How To Cast The Right Video SpokespersonAmy Onorato 07.24.2018
Your video spokesperson is the face of your brand. They embody your message, and advocate your mission.
In this post, we’ll explore how to find the right video spokesperson. These tips are for hiring actors externally, and not for recruiting spokespeople from within your organization.
Part One: Creating Your Casting Call
Your video casting call needs to be detailed enough to attract the right person for the role. You may even want to focus group test to get a feel for what resonates with your target audience, and how people perceive your brand.
Travis Johansen, a video producer/cinematographer from Provid Films, recommends that you “be really narrow with what you’re looking for.” Your casting call should include:
- A description of the type of video you’re creating (an explainer video, a trade show video, a commercial, a video voiceover, etc.)
- A description of the type(s) of roles in your video. This can include specifics like age, gender, ethnicity, etc., depending on your narrative and needs
- Timelines and location of the video shoot. You should also detail if accommodations, like transportation, will be available if needed
- A brief overview of your company and mission
- Request for examples of prior work
- Whether you’re looking for Union or Non-Union actors (more on this below)
- Payment details and follow-up information
A note on budgeting: Union vs. Non-Union Actors
Before you send out your casting call, your team needs to determine whether or not you’re going to recruit Union or Non-Union actors. There are pros and cons of both.
Union actors: You need to make sure you are in compliance with Union regulations when casting Union actors. They’re typically more expensive to hire, so it’s important to factor that into your budget. Union productions will also sometimes entail paperwork that can be time-consuming. For more details on SAG-AFTRA laws, click here.
Non-union actors are less expensive, and have more freedom to work on non-union projects. You can find great talent without the Union credits, but be sure to vet appropriately when it comes to the audition process.
Getting Your Casting Call Out There
There are several ways to publicize your casting needs:
Casting Directors/Agencies. Though this may be a more expensive option, turning to a casting agent can help zero in on the right talent you’re looking for, while streamlining the vetting process. If you are having an in-person call, a casting agent can also relieve you of the headache of herding a number of visitors.
Casting Publications, Forums, And Websites.
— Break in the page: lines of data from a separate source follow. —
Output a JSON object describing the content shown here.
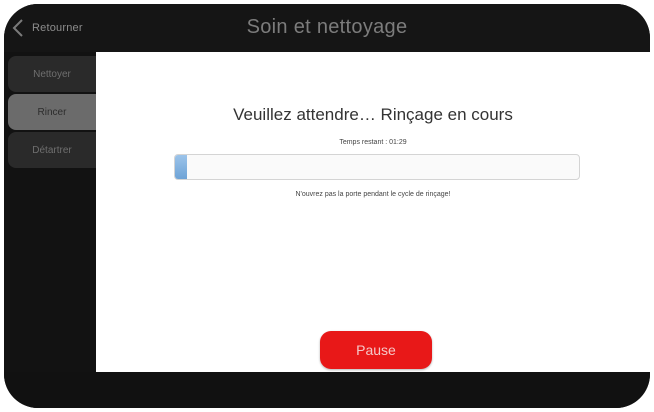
{
  "header": {
    "back_label": "Retourner",
    "title": "Soin et nettoyage"
  },
  "sidebar": {
    "items": [
      {
        "label": "Nettoyer",
        "selected": false
      },
      {
        "label": "Rincer",
        "selected": true
      },
      {
        "label": "Détartrer",
        "selected": false
      }
    ]
  },
  "main": {
    "status_heading": "Veuillez attendre… Rinçage en cours",
    "time_remaining": "Temps restant : 01:29",
    "progress_percent": 3,
    "warning": "N'ouvrez pas la porte pendant le cycle de rinçage!",
    "pause_label": "Pause"
  },
  "colors": {
    "accent_pause": "#e81818",
    "progress_fill": "#7fb0de"
  },
  "icons": {
    "back": "chevron-left-icon"
  }
}
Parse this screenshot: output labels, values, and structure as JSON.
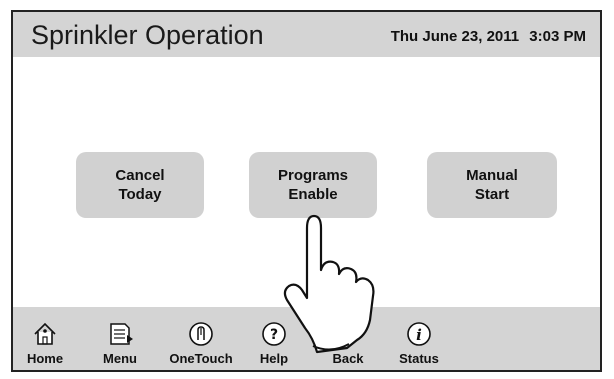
{
  "header": {
    "title": "Sprinkler Operation",
    "date": "Thu June 23, 2011",
    "time": "3:03 PM"
  },
  "buttons": {
    "cancel": {
      "line1": "Cancel",
      "line2": "Today"
    },
    "programs": {
      "line1": "Programs",
      "line2": "Enable"
    },
    "manual": {
      "line1": "Manual",
      "line2": "Start"
    }
  },
  "footer": {
    "items": [
      {
        "label": "Home",
        "icon": "home-icon"
      },
      {
        "label": "Menu",
        "icon": "menu-icon"
      },
      {
        "label": "OneTouch",
        "icon": "onetouch-icon"
      },
      {
        "label": "Help",
        "icon": "help-icon"
      },
      {
        "label": "Back",
        "icon": "back-icon"
      },
      {
        "label": "Status",
        "icon": "status-icon"
      }
    ]
  },
  "colors": {
    "bar": "#d4d4d4",
    "button": "#d1d1d1",
    "border": "#222222"
  }
}
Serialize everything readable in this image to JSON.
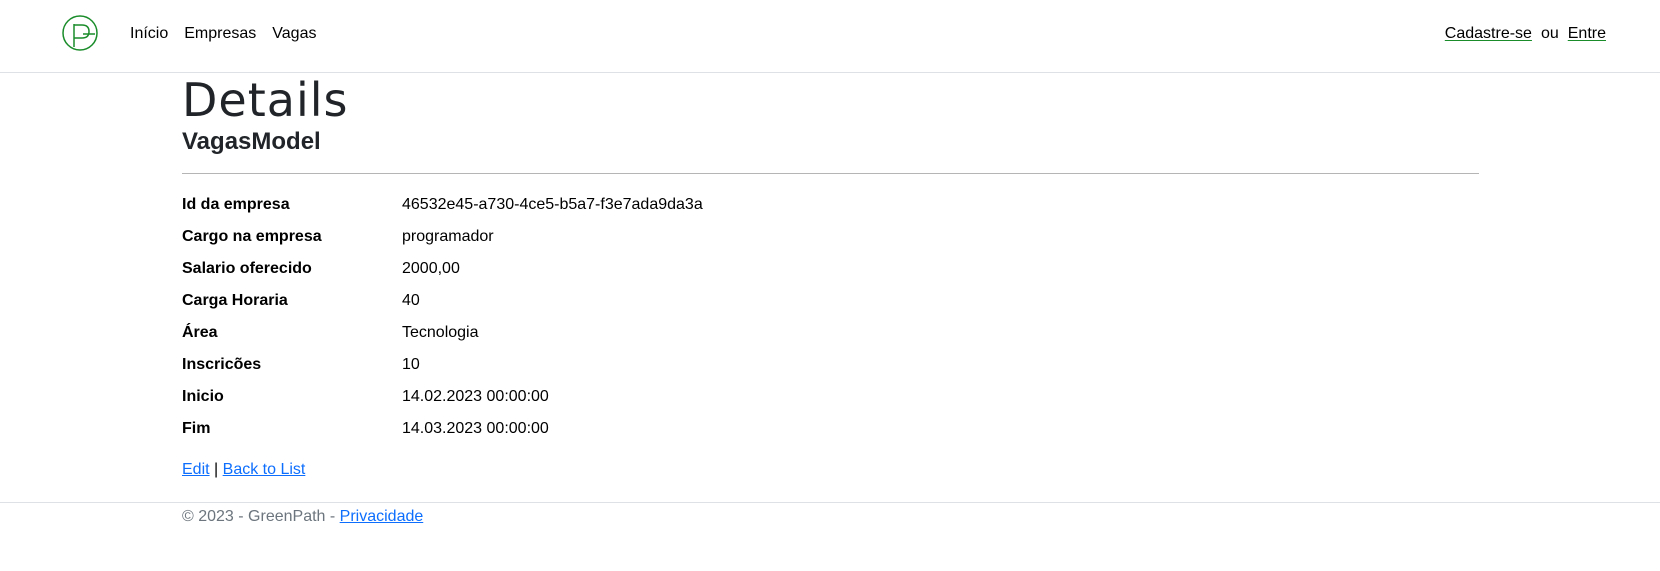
{
  "brand": {
    "logo_icon": "greenpath-logo-icon",
    "accent_color": "#1a8c2a"
  },
  "nav": {
    "items": [
      {
        "label": "Início"
      },
      {
        "label": "Empresas"
      },
      {
        "label": "Vagas"
      }
    ],
    "signup_label": "Cadastre-se",
    "or_label": "ou",
    "login_label": "Entre"
  },
  "page": {
    "title": "Details",
    "subtitle": "VagasModel"
  },
  "details": [
    {
      "label": "Id da empresa",
      "value": "46532e45-a730-4ce5-b5a7-f3e7ada9da3a"
    },
    {
      "label": "Cargo na empresa",
      "value": "programador"
    },
    {
      "label": "Salario oferecido",
      "value": "2000,00"
    },
    {
      "label": "Carga Horaria",
      "value": "40"
    },
    {
      "label": "Área",
      "value": "Tecnologia"
    },
    {
      "label": "Inscricões",
      "value": "10"
    },
    {
      "label": "Inicio",
      "value": "14.02.2023 00:00:00"
    },
    {
      "label": "Fim",
      "value": "14.03.2023 00:00:00"
    }
  ],
  "actions": {
    "edit_label": "Edit",
    "separator": "|",
    "back_label": "Back to List"
  },
  "footer": {
    "text": "© 2023 - GreenPath - ",
    "privacy_label": "Privacidade"
  }
}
Posting your casting call to websites like Backstage or NYCastings will help amplify your message. Some websites charge a fee for listings, and others are free. For more resources, click here.
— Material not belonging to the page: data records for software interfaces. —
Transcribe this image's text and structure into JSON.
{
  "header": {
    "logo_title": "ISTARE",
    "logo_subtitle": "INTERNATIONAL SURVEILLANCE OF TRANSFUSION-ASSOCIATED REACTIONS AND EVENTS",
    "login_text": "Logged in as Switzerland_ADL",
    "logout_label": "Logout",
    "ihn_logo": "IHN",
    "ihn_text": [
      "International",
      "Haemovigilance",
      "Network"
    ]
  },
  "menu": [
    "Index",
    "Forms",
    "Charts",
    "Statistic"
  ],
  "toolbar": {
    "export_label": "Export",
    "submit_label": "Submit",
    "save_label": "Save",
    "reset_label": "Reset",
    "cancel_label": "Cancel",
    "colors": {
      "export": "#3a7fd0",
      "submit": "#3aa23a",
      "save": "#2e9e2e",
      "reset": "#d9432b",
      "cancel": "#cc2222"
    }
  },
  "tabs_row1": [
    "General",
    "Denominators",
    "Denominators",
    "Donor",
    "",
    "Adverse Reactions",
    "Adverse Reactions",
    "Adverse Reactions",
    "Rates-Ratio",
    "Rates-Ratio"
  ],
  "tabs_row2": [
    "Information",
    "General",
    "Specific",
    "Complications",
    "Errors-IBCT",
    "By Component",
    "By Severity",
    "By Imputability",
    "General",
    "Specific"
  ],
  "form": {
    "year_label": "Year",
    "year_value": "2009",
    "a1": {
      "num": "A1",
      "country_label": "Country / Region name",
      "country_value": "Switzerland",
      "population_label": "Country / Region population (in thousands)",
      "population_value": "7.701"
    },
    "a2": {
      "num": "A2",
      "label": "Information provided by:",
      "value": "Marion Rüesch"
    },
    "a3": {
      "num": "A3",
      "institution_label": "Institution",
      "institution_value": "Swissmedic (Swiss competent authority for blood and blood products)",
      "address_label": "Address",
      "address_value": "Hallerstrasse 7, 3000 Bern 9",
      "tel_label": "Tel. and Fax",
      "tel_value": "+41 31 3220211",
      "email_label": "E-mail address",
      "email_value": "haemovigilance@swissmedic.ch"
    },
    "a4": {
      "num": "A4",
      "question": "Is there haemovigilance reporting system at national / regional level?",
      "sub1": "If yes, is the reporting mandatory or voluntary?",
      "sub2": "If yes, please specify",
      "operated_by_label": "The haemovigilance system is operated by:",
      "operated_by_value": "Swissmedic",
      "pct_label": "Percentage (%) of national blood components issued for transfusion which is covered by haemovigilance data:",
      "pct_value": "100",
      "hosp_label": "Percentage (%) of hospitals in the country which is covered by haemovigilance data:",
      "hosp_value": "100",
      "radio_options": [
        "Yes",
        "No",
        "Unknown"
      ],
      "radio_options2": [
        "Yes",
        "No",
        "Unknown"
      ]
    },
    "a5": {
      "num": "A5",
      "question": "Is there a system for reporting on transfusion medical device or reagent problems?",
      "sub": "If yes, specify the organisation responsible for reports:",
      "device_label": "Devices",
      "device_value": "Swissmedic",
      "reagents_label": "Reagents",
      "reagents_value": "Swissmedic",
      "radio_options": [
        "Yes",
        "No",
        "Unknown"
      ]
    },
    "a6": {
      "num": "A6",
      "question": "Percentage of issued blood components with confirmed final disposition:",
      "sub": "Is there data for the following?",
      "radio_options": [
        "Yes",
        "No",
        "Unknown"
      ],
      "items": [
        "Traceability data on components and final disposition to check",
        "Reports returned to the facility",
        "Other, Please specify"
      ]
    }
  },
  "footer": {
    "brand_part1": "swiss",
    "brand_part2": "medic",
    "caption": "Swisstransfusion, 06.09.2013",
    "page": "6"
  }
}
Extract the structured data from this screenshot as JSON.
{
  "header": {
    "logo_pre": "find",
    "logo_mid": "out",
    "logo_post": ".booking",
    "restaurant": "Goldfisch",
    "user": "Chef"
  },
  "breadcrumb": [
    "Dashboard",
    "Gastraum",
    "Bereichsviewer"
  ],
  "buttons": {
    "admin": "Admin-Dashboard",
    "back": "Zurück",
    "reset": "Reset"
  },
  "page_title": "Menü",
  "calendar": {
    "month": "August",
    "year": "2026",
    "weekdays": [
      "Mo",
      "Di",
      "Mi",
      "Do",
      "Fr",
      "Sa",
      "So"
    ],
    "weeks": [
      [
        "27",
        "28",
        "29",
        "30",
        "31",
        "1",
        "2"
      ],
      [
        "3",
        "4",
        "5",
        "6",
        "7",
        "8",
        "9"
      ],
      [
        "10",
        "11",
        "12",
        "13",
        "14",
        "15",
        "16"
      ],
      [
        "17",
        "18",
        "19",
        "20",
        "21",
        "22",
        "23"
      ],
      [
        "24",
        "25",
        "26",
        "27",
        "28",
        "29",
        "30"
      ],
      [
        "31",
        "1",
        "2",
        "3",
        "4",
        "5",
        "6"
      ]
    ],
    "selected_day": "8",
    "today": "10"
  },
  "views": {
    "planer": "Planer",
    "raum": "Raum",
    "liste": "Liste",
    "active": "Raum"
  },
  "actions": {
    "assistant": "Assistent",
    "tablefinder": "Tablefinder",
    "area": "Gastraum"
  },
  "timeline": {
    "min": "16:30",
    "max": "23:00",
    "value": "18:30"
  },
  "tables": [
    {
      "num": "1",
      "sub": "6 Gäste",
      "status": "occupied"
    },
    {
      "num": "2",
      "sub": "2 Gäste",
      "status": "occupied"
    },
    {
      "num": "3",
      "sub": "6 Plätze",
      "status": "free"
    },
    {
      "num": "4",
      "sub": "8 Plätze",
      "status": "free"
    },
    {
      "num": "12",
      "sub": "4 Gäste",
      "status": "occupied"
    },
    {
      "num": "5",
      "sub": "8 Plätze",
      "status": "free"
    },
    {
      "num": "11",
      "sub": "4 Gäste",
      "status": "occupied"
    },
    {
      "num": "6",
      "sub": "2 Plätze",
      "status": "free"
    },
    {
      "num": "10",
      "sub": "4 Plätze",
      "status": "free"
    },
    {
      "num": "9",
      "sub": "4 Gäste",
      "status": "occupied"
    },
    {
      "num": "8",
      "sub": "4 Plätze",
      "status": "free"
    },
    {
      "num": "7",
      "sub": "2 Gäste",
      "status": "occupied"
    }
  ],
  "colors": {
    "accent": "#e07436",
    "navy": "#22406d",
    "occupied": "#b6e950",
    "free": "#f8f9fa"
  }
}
Social Media. It’s a boots-on-the-ground approach, but it does work! Seek out casting groups on Facebook, tweet out your announcement, and cast a wide net. You could even publish the casting notice on your website, and publicize on your own.
The Audition Process
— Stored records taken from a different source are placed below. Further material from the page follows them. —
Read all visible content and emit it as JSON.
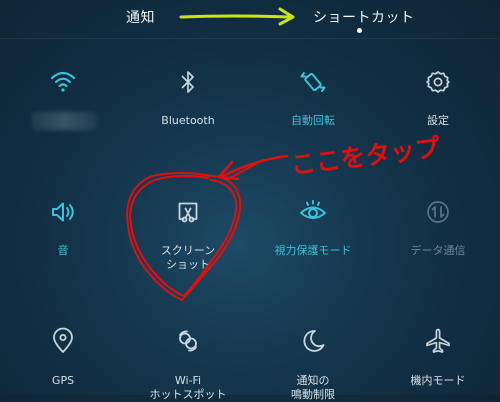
{
  "header": {
    "tab_notify": "通知",
    "tab_shortcut": "ショートカット"
  },
  "annotation": {
    "text": "ここをタップ"
  },
  "toggles": {
    "wifi": {
      "label": "",
      "icon": "wifi-icon",
      "state": "active"
    },
    "bluetooth": {
      "label": "Bluetooth",
      "icon": "bluetooth-icon",
      "state": "inactive"
    },
    "auto_rotate": {
      "label": "自動回転",
      "icon": "rotate-icon",
      "state": "active"
    },
    "settings": {
      "label": "設定",
      "icon": "gear-icon",
      "state": "inactive"
    },
    "sound": {
      "label": "音",
      "icon": "speaker-icon",
      "state": "active"
    },
    "screenshot": {
      "label_line1": "スクリーン",
      "label_line2": "ショット",
      "icon": "screenshot-icon",
      "state": "inactive"
    },
    "eye_comfort": {
      "label": "視力保護モード",
      "icon": "eye-icon",
      "state": "active"
    },
    "mobile_data": {
      "label": "データ通信",
      "icon": "data-icon",
      "state": "disabled"
    },
    "gps": {
      "label": "GPS",
      "icon": "location-pin-icon",
      "state": "inactive"
    },
    "wifi_hotspot": {
      "label_line1": "Wi-Fi",
      "label_line2": "ホットスポット",
      "icon": "hotspot-icon",
      "state": "inactive"
    },
    "do_not_disturb": {
      "label_line1": "通知の",
      "label_line2": "鳴動制限",
      "icon": "moon-icon",
      "state": "inactive"
    },
    "airplane_mode": {
      "label": "機内モード",
      "icon": "airplane-icon",
      "state": "inactive"
    }
  },
  "colors": {
    "accent": "#3fc0d8",
    "inactive": "#d6e0e6",
    "disabled": "#6c8594",
    "annotation_red": "#e01010",
    "annotation_yellow": "#c8e612"
  }
}
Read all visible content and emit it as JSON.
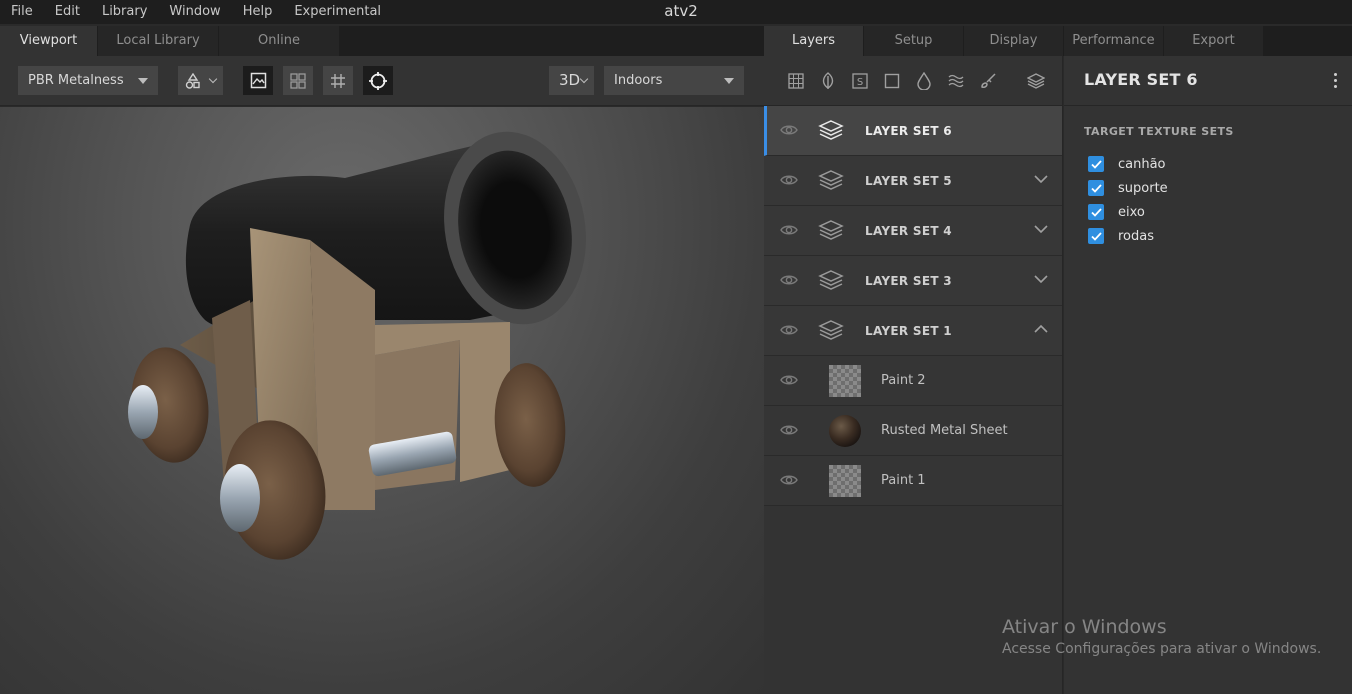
{
  "app": {
    "title": "atv2"
  },
  "menu": [
    "File",
    "Edit",
    "Library",
    "Window",
    "Help",
    "Experimental"
  ],
  "left_tabs": [
    "Viewport",
    "Local Library",
    "Online"
  ],
  "viewport_toolbar": {
    "shader_mode": "PBR Metalness",
    "view_mode": "3D",
    "environment": "Indoors"
  },
  "right_tabs": [
    "Layers",
    "Setup",
    "Display",
    "Performance",
    "Export"
  ],
  "layers": [
    {
      "name": "LAYER SET 6",
      "expanded": null
    },
    {
      "name": "LAYER SET 5",
      "expanded": false
    },
    {
      "name": "LAYER SET 4",
      "expanded": false
    },
    {
      "name": "LAYER SET 3",
      "expanded": false
    },
    {
      "name": "LAYER SET 1",
      "expanded": true
    },
    {
      "name": "Paint 2",
      "thumb": "transparent"
    },
    {
      "name": "Rusted Metal Sheet",
      "thumb": "material"
    },
    {
      "name": "Paint 1",
      "thumb": "transparent"
    }
  ],
  "properties": {
    "title": "LAYER SET 6",
    "section": "TARGET TEXTURE SETS",
    "texture_sets": [
      {
        "label": "canhão",
        "checked": true
      },
      {
        "label": "suporte",
        "checked": true
      },
      {
        "label": "eixo",
        "checked": true
      },
      {
        "label": "rodas",
        "checked": true
      }
    ]
  },
  "watermark": {
    "line1": "Ativar o Windows",
    "line2": "Acesse Configurações para ativar o Windows."
  },
  "colors": {
    "accent": "#3a8ee6",
    "checkbox": "#2f8fe0"
  }
}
This is where things get tricky. Once you have your potential talent lined up, it’s time to focus in on what you’re truly looking for.
Emily Fritz, marketing manager, dio, says a good spokesperson needs to have empathy with your brand, and the audience you’re trying to reach.
“If you’re speaking to a serious CEO, or a young mom, the spokesperson must be able to relate to them. He/she must come off as a trusted voice to that audience,” Fritz said. “Whether it’s through a video screen or in a brand activation setting, the spokesperson’s job is to engage. It may even be helpful if the spokesperson shares the same personal struggles as the audience, as that will affect the delivery of their message. While we can teach them about the brand, their personal connection is a knowledge that dives deeper than we can ever script.”
Johansen suggests asking actors to send in video examples of prior work, so you can see how they perform on camera. That way, you can narrow down top picks earlier on in the process. Once you’ve found your top picks, invite them in for a screen test with your script.
Celebrities and Influencers
A celebrity or influencer endorsement can go a long way for boosting brand awareness. But choosing the right celebrity or influencer comes with its own challenges.
“The key is authenticity whether they embody the values of the brand,” Paige Arnof-Fenn, founder/CEO, Mavens & Moguls, said. “Their look and feel matter, but the main thing is do they live the brand and is it consistent with their own life choices? Consumers are savvy and know when it is a good match. Especially now with social media, you know what celebrities eat, drink, wear, have in the real world so it should be consistent with their endorsements for the best results.”
Do Your Research
Brian Carter, agency CEO, Brian Carter Group, advises using social media tools to get a better view of how an celebrity would fit with your audience beforehand, as a kind of “focus test.”
“You can actually do data research on this using Facebook advertising tools, which will tell you how many of someone’s fans are also your brand’s fans,” Carter said. “You can also use Facebook ads to do small video tests of small groups of consumers- 10,000 or less- to validate brand resonance before launching a full campaign.”
Larger celebrities may come with heavier fees, and more complex legal contracts. You may want to seek out the help of an experienced casting agent, who can help chart the course and work out the details.
Your video spokesperson needs to be a perfect fit for your brand. Concentrate on your mission and your message, and you’ll know when you find the perfect fit.